* [EXERCISE PROMPT]: Where a line below includes the word "left", copy that line.

* [SUPPLIED INFORMATION]:

>>>>>

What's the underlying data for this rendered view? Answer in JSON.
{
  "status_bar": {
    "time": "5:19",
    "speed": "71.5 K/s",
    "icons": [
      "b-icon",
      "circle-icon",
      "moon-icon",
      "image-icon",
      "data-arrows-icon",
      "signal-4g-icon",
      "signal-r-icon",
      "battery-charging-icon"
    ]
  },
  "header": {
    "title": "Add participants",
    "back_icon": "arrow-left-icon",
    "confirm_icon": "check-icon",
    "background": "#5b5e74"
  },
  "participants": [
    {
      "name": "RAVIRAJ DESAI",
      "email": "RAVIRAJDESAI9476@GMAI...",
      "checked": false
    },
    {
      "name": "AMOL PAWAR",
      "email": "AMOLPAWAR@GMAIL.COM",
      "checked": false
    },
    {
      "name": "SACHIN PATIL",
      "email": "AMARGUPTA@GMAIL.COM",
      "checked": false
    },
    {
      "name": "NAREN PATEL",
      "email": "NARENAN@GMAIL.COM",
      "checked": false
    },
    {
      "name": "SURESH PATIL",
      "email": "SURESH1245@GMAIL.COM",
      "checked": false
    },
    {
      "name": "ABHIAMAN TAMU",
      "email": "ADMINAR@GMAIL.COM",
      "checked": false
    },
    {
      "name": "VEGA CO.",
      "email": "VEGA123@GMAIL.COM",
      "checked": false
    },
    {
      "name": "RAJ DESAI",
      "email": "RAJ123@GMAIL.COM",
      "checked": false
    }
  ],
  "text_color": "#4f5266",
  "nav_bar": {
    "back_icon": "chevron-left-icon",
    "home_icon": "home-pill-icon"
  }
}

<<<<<

* [THE ANSWER]:
    "back_icon": "arrow-left-icon",
    "back_icon": "chevron-left-icon",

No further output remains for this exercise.